Thomas Cook is teetering on the brink of collapse as it rushes to find a rescue deal in eleventh-hour talks with its lenders.
The world’s oldest holiday company is holding make-or-break discussions with creditors today as it fights to avoid collapsing into administration.
The firm has urged its lenders to slash the standby funding they require to help it through the next few months, according to Sky News.
Foreign secretary Dominic Raab has promised Thomas Cook customers that they will not be stranded abroad if the embattled holiday firm collapses.
The company is in talks this weekend to secure a £200m lifeline and avoid administration.
Raab said today that the government has put contingency plans in place to fly holidaymakers back to the UK if the company fails to reach a rescue deal.
The foreign secretary told the BBC: “We would wait to see and hope that it (Thomas Cook) can continue but in any event, as you would expect, we’ve got the contingency planning in place to make sure that in any worst-case scenario we can support all those who might otherwise be stranded.”
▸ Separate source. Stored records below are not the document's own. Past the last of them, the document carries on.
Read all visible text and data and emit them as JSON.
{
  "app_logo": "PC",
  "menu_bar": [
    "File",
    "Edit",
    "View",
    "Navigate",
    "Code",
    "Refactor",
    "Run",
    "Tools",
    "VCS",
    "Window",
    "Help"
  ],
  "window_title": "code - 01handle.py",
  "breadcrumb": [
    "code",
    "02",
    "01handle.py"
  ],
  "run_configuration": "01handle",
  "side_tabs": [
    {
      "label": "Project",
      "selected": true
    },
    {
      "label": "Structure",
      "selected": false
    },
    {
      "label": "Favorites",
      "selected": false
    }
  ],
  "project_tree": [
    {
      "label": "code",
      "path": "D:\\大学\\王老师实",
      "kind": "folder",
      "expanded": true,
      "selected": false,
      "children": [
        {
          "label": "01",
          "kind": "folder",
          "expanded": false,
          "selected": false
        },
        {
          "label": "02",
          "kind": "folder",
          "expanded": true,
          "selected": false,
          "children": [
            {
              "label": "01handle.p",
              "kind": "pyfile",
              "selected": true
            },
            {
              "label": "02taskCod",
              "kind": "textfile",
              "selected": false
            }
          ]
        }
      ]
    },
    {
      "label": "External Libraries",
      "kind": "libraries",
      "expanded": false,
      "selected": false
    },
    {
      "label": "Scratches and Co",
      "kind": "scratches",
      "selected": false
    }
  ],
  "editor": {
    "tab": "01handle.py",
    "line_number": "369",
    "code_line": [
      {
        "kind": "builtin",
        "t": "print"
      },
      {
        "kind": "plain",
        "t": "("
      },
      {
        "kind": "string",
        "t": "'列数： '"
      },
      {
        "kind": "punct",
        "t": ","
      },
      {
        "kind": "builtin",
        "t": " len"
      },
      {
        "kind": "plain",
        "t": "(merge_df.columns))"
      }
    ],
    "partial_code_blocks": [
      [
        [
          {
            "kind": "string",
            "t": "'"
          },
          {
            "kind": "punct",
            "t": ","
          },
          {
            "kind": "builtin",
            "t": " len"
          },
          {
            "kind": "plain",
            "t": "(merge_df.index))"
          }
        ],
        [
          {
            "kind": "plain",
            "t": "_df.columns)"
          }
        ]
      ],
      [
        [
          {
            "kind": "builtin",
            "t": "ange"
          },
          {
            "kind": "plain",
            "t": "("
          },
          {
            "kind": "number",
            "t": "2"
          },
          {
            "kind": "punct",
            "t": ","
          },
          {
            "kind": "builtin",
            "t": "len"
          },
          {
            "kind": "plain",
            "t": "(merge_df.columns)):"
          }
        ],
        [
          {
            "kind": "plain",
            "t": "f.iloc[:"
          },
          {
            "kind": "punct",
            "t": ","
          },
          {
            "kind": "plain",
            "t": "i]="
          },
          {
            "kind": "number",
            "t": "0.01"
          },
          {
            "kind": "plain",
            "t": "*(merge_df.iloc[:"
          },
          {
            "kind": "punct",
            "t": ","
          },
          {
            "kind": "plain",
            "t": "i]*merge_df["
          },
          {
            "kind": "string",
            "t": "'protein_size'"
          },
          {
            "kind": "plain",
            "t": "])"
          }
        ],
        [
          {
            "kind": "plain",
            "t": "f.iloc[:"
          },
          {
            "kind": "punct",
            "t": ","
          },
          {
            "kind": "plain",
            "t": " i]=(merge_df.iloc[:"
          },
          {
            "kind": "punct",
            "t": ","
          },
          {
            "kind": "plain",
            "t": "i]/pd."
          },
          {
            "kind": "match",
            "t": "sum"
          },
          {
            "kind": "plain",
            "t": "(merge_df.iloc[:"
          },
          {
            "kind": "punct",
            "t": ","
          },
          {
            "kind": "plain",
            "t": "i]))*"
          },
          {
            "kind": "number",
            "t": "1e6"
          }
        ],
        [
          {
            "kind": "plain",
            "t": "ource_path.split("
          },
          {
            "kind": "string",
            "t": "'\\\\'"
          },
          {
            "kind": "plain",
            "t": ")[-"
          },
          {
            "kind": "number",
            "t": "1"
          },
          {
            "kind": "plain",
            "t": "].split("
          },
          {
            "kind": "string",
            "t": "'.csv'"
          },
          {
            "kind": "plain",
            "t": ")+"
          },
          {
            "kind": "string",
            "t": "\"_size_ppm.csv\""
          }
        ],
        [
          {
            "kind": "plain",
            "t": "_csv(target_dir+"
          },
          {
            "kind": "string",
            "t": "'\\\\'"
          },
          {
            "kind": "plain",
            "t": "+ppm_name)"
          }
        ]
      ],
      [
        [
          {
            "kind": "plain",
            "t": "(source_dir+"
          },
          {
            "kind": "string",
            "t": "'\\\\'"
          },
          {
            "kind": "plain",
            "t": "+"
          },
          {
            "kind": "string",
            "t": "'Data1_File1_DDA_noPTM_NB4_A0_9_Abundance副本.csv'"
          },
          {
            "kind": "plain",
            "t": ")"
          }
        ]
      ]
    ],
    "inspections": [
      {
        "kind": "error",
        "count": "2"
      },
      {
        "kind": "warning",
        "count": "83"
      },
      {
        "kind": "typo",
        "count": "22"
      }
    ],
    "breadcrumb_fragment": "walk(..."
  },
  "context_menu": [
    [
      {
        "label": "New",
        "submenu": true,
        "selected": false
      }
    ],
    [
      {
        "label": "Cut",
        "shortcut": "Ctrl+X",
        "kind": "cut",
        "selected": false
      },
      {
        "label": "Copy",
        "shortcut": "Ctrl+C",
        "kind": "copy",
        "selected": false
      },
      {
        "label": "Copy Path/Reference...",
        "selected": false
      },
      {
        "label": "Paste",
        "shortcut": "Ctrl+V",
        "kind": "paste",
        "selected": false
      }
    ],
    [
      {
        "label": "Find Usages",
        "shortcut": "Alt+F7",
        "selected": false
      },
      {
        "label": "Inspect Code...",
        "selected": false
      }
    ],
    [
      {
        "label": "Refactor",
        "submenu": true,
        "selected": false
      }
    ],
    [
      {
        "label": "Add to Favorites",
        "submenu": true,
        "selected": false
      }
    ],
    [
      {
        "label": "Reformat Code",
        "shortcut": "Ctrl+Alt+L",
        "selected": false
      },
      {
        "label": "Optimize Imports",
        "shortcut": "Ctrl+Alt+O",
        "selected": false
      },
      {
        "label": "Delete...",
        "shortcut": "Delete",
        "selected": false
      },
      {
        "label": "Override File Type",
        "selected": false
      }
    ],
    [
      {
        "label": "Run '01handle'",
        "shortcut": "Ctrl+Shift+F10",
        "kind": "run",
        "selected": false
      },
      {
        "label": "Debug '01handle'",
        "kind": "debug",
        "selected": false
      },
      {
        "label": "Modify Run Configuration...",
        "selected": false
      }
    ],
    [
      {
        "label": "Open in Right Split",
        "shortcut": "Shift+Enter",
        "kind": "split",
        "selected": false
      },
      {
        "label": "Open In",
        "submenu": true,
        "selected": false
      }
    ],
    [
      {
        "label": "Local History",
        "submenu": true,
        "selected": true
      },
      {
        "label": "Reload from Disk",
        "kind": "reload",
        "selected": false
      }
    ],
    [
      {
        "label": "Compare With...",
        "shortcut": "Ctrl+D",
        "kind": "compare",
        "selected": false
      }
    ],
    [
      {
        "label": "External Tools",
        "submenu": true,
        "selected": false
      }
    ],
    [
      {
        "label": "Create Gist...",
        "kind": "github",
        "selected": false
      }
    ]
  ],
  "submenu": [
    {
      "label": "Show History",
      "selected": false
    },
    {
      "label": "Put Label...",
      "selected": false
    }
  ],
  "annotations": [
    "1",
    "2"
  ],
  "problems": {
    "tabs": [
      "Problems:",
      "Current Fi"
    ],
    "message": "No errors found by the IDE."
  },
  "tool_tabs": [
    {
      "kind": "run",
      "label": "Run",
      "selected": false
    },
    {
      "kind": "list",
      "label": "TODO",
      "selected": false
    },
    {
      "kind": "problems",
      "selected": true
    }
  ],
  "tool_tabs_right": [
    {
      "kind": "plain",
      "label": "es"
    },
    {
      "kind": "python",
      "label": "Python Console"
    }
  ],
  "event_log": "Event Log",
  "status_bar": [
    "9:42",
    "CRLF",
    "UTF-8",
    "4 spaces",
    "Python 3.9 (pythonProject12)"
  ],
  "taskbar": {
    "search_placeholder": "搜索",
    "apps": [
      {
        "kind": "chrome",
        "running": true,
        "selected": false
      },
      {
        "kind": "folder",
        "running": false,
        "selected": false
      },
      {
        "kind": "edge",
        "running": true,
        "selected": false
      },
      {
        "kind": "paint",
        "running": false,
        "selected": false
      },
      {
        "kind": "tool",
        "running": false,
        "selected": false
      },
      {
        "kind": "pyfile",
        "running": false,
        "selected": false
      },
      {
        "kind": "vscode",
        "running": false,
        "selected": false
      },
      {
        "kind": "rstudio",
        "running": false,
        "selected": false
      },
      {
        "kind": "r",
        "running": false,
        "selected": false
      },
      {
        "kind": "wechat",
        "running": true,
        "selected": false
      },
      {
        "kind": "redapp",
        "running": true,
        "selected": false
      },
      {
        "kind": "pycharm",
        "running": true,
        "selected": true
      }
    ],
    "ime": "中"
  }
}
He added that ministers did not “systematically step in” when businesses went under unless there was “a good strategic national interest”.
The 178-year-old holiday giant has been holding emergency talks about a deal to hive off its Nordic airline and tour operating business units, according to the broadcaster.